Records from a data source

--------------------

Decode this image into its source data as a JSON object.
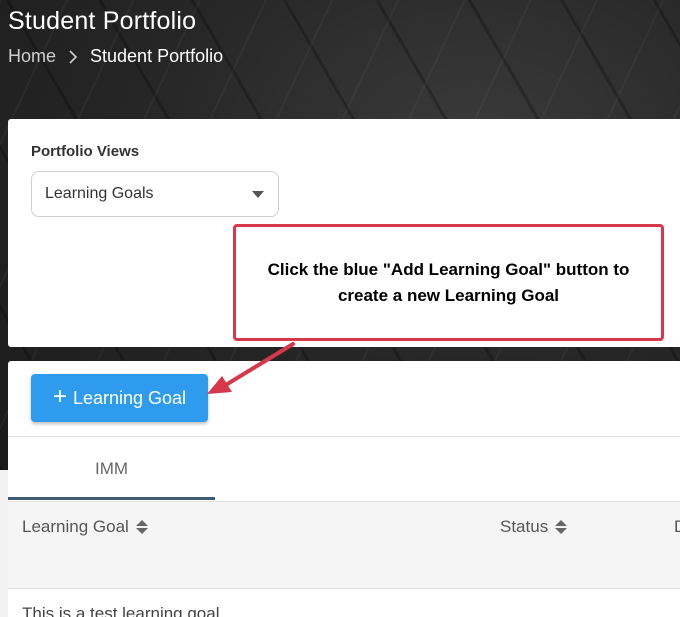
{
  "header": {
    "title": "Student Portfolio",
    "breadcrumb": {
      "home": "Home",
      "current": "Student Portfolio"
    }
  },
  "portfolio_views": {
    "label": "Portfolio Views",
    "selected": "Learning Goals"
  },
  "callout": {
    "text": "Click the blue \"Add Learning Goal\" button to create a new Learning Goal",
    "border_color": "#d6384a"
  },
  "toolbar": {
    "add_button_label": "Learning Goal",
    "add_button_color": "#2e9bee"
  },
  "tabs": [
    {
      "label": "IMM",
      "active": true
    }
  ],
  "table": {
    "columns": [
      "Learning Goal",
      "Status",
      "D"
    ],
    "rows": [
      {
        "learning_goal": "This is a test learning goal"
      }
    ]
  },
  "icons": {
    "breadcrumb_separator": "chevron-right-icon",
    "select_caret": "caret-down-icon",
    "add": "plus-icon",
    "sort": "sort-icon"
  }
}
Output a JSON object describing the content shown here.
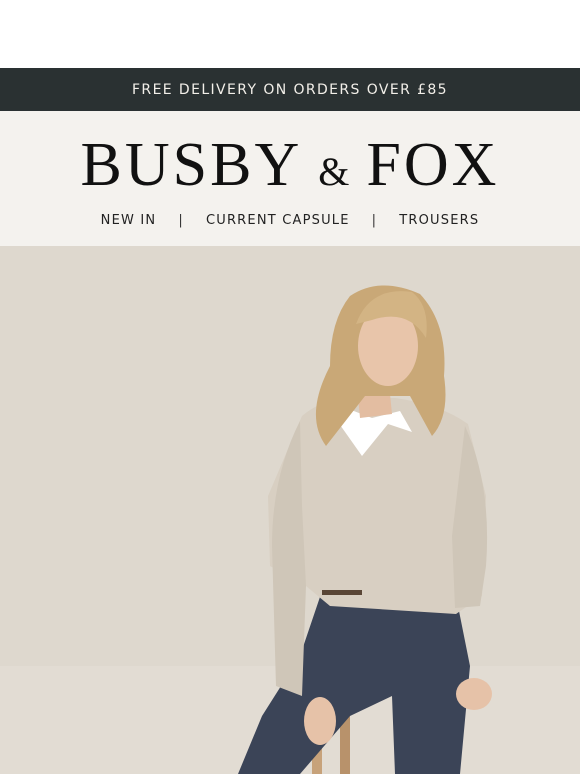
{
  "promo": {
    "text": "FREE DELIVERY ON ORDERS OVER £85"
  },
  "brand": {
    "word1": "BUSBY",
    "amp": "&",
    "word2": "FOX"
  },
  "nav": {
    "items": [
      "NEW IN",
      "CURRENT CAPSULE",
      "TROUSERS"
    ],
    "separator": "|"
  },
  "colors": {
    "promo_bg": "#2a3132",
    "header_bg": "#f4f2ee",
    "hero_bg": "#ddd6cc"
  },
  "hero": {
    "image": "woman-seated-on-stool-in-knit-sweater-and-navy-trousers"
  }
}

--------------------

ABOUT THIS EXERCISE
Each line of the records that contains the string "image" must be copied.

RESPONSE AREA
Decode this image into its source data as a JSON object.
    "image": "woman-seated-on-stool-in-knit-sweater-and-navy-trousers"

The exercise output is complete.